If you’re a cat owner, you most likely have had to administer some form of medication to your cat. Whether pills, eye drops, injections, a liquid, an inhaler, a spot-on treatment, or similar – many of us have been faced with a moment of wondering – just how are we supposed to get this in (or on) our cat? You’re assessing your cat’s claws, thinking about their teeth…and now you’re supposed to put a pill in their mouth??
You can rest assured, you’re not alone if you’ve felt this way. A lot of people have challenges with giving their cats medications, which can have serious consequences – for the cat’s health (if they don’t get their medication), for the human (stress and possible injury), and for the cat-human bond (if the cat becomes fearful or avoidant of their human).
A new survey-based study, “Online survey of owners’ experiences of medicating their cats at home,” published in the Journal of Feline Medicine and Surgery, asked cat owners just how they feel about giving their cats medication. Over 2500 valid responses were received, with almost 800 of them coming from people with some level of veterinary or behavioral experience (they were called “cat owners+”). Almost all of the participants had at some point given their cats medication. The most commonly administered meds were pills, spot-on (e.g., flea/tick treatment), and liquid medication.
Almost half of participants said that their veterinary clinic always gave them instruction on giving their cats medication, meaning that almost half said they only got advice “sometimes” or “never.” Two-thirds of owners were advised about whether the medication should be given with food, but less than half were informed as to whether pills could be crushed or if medications could be mixed with food.
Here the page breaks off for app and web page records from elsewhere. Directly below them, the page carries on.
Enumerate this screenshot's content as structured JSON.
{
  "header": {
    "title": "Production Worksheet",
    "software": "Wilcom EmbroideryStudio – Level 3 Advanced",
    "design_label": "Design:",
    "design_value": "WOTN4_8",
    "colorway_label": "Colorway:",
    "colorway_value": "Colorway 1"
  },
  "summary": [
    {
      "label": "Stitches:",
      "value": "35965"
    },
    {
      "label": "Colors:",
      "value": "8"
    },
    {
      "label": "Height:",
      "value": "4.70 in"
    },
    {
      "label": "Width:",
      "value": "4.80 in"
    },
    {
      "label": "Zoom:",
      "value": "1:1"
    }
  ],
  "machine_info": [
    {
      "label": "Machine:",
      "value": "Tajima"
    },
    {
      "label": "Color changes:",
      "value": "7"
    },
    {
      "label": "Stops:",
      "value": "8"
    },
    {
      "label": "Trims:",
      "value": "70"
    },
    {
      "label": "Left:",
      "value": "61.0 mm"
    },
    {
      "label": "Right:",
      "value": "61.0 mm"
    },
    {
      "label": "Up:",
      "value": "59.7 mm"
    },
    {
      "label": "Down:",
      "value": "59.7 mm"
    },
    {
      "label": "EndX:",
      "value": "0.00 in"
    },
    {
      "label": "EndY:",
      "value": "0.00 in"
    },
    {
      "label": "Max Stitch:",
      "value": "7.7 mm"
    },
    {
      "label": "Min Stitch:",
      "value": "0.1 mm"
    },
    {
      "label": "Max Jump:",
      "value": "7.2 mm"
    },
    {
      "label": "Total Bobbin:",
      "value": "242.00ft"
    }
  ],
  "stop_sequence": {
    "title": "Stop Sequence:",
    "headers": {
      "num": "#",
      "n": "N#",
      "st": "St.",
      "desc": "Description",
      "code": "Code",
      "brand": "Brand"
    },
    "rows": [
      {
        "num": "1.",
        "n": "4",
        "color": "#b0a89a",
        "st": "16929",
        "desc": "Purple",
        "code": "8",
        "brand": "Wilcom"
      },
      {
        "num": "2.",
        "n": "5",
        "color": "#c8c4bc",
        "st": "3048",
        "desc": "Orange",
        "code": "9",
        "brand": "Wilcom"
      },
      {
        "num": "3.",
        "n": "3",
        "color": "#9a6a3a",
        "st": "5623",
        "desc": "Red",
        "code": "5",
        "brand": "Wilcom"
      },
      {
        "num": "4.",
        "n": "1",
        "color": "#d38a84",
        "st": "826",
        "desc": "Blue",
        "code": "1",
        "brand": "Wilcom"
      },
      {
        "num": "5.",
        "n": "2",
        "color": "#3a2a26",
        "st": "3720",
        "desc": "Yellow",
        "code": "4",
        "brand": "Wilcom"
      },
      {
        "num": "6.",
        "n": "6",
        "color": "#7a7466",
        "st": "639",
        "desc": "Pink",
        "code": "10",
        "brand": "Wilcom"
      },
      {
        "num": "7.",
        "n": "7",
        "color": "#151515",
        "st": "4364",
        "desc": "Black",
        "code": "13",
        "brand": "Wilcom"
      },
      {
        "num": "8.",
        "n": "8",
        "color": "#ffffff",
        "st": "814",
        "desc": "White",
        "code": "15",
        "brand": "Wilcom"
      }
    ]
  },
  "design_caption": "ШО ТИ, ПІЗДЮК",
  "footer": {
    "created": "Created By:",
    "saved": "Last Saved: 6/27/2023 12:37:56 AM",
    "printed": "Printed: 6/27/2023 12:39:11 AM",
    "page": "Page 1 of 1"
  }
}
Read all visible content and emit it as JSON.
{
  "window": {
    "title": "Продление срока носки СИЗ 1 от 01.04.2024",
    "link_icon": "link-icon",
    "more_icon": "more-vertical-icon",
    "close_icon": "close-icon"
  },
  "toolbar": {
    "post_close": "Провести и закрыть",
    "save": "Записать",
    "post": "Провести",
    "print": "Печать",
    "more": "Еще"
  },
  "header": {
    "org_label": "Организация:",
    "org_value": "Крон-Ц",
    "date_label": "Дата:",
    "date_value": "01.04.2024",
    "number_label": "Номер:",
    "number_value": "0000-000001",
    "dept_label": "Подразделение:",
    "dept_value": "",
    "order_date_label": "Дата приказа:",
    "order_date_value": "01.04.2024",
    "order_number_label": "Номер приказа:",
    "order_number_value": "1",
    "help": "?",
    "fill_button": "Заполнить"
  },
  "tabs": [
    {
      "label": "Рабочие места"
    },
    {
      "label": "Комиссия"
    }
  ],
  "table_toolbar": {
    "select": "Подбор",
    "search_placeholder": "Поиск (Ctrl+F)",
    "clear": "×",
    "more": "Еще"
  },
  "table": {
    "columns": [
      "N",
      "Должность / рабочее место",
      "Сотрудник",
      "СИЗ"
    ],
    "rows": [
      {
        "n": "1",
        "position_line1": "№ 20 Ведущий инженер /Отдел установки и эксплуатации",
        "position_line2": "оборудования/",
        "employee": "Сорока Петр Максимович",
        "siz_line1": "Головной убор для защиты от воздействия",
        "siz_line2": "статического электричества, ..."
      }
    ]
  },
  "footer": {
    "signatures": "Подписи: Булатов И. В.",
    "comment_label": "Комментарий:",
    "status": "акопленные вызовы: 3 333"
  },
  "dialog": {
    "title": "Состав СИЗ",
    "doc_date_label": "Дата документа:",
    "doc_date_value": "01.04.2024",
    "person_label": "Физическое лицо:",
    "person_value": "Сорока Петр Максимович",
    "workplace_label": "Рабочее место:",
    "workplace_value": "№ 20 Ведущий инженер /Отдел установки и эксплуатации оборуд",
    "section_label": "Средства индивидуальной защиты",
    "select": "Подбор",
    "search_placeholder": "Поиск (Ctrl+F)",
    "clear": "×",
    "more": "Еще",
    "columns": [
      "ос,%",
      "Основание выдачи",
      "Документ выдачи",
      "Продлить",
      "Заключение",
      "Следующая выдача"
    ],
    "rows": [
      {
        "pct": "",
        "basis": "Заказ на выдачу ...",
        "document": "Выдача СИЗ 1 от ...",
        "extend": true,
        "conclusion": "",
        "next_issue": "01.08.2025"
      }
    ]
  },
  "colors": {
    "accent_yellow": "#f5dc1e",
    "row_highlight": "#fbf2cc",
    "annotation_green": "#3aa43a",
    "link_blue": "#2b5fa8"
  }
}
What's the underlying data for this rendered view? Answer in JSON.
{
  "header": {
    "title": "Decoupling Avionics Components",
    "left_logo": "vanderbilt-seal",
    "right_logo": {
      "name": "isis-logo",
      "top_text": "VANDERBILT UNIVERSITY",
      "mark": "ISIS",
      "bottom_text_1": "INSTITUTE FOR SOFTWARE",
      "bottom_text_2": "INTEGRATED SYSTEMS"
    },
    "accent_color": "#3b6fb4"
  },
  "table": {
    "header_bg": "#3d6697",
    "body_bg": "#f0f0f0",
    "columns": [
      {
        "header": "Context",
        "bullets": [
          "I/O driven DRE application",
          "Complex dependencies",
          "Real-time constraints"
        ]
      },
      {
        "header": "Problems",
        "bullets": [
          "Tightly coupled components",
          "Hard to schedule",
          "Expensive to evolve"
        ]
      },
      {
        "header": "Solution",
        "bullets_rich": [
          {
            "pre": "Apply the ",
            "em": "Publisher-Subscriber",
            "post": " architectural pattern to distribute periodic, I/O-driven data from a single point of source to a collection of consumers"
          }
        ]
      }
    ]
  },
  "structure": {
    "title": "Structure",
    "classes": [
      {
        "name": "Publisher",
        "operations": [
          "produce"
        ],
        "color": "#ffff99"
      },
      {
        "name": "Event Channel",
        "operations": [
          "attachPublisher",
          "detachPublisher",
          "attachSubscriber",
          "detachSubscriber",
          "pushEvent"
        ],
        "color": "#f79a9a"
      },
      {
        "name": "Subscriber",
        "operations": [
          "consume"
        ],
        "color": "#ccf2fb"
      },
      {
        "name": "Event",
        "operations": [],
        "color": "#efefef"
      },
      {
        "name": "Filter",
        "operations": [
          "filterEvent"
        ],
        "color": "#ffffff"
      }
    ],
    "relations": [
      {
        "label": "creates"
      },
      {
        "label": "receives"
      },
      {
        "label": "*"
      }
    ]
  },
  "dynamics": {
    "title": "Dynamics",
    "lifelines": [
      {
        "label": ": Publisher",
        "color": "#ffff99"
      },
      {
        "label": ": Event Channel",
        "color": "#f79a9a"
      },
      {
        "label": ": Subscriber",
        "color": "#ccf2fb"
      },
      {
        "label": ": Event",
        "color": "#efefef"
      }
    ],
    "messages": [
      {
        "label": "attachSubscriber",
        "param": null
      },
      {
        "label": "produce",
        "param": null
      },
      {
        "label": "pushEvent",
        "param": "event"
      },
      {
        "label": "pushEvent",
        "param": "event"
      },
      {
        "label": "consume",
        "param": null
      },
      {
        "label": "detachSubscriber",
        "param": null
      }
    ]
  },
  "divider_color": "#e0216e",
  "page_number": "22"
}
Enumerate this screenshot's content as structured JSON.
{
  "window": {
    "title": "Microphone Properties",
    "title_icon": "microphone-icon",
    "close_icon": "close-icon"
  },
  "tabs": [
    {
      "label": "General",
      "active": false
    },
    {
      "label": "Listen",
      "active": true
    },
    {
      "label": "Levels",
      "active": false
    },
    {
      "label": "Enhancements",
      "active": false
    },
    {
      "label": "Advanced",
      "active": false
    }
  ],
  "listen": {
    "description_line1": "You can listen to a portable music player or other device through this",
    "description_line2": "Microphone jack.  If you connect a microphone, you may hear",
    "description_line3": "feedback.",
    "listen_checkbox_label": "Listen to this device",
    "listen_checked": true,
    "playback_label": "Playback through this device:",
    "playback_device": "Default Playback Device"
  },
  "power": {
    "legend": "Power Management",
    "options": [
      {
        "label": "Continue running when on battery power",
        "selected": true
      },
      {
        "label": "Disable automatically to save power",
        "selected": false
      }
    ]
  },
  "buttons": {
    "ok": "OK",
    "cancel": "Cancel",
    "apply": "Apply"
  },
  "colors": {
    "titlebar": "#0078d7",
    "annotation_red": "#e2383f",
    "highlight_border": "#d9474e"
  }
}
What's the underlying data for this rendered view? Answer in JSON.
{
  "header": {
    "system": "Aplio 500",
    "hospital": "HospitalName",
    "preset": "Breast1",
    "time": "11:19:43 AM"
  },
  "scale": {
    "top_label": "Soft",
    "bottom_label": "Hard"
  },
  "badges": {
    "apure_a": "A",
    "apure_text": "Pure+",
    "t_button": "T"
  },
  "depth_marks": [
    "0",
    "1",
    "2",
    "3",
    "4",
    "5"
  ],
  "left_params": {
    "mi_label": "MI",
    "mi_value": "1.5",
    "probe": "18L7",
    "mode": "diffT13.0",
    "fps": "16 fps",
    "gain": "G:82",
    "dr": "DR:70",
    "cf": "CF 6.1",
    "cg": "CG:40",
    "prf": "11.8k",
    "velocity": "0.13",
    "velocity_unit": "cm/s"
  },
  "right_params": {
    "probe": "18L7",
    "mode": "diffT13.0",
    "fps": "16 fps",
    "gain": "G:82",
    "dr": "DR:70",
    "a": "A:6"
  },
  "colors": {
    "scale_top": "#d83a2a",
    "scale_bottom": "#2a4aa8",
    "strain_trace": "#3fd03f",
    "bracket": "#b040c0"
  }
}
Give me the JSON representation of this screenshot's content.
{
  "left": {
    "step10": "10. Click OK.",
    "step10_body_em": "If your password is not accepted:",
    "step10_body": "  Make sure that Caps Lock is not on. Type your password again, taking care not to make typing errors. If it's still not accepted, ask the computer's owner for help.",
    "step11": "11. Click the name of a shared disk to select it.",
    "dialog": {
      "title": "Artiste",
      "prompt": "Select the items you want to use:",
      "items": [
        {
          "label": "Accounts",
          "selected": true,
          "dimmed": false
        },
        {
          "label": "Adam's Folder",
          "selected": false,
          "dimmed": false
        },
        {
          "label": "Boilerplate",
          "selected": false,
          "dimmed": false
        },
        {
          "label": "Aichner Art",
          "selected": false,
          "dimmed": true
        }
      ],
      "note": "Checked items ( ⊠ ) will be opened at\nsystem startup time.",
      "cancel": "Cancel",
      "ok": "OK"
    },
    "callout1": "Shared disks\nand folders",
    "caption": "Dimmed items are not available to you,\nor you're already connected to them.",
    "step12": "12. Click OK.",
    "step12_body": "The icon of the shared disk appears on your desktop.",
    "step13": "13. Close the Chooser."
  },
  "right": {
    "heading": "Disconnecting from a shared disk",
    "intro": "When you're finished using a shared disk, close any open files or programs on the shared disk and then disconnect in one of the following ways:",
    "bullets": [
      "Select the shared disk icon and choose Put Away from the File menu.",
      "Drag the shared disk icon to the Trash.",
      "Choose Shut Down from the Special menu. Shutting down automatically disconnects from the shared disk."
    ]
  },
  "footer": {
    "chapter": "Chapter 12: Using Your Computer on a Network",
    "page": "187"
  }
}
Cat owners often sought information online about how to medicate their cat.
Cat owners overwhelmingly preferred to give their cats medication that was in a liquid form, with many also noting that they like to hide the medication in food or a treat. A close runner-up was just putting a pill in their cat’s mouth. However, owners were much more likely to rank giving cats a pill as difficult, often due to the cat spitting out the pill. Around 40% of participants rated pills and capsules as difficult to administer, with almost 9% rating pills as “impossible” to give. Over 70% of owners also reported that their cat would refuse food with medication in it. On top of this, 77% of cat owners said their cat tried to bite or scratch them when they tried to medicate them, and almost 50% were afraid they might hurt their cat while giving them medication.
Luckily, most people were able to finish their cat’s course of treatment, but over 10% had stopped medicating their cats because “the medicine was difficult to give.” Of those who had difficulties, only 41.8% contacted their veterinarian for help. In general, the “cat owners+” reported fewer difficulties with medicating their cats, suggesting that more experience with handling cats can make it easier to treat them.
What can be done to help cats get their medicine without stressing out owners? I’ve got a few ideas!
- Veterinary clinics should provide more assistance and demonstrations of how to medicate cats
- Veterinary clinics should check in with all clients who are medicating their cats a few days after meds are prescribed, to see if they are having any struggles, and to let them know to reach out ASAP if they are
- Clients need referrals to readily available, high-quality, online resources on medicating cats (see below for a list!)
- Cat owners need to be aware of options for compounding medications – some can be turned into tasty treats, liquids, mini-melts (which break down as soon as they contact mucous membranes in the mouth), or ear gels. There are also products like Pill Pockets and pill pastes that can help hide medications and make your cat think they’re just getting a treat
Personally, I’m a big fan of the “gel cap + churu” method that has been demonstrated by Ingrid Johnson, Deb Jones & Dr. Kris Chandroo among others. You can either get meds compounded into a capsule, or place a pill inside a gel cap (you can even place multiple pills inside one gel cap). Coat the capsule with something delicious your cat loves, and they may just swallow the gel cap without even knowing you just medicated them! No hands in mouths! No pinning down your cat. No spitting out pills due to a terrible taste or texture! I practice on my cats regularly with empty size 3 gel caps so they are ready when they need actual meds.
But there are plenty of options for help out there! One of my cat training heroes, Caroline Crevier-Chabot has created a website with an extensive collection of videos on various aspects of training and medicating, including cooperative care (where your cat actively participates and gives permission to get medication and handling). This should be bookmarked on everyone’s computer!!!
Ingrid Johnson has several great videos on medicating cats (also included in the aforementioned collection) and offers consultations specifically for those needing help medicating their cats.
Dr. Kris Chandroo (who I’ve previously interviewed), has a website and course to help medicating cats when you have challenges.
Finally, J.R. Henderson offers a great class on training and “cat herding” including prepping your cat for some aspects of cooperative care (such as stationing and a chin rest).
No cat should go without necessary medical treatment because an owner is struggling with getting medication into their cat. I hope these resources help people know there are options, and that this recently published research helps veterinary professionals understand the extent to which their clients might be struggling!
Taylor, S., Caney, S., Bessant, C., & Gunn-Moore, D. (2022). Online survey of owners’ experiences of medicating their cats at home. Journal of Feline Medicine and Surgery, 1098612X221083752.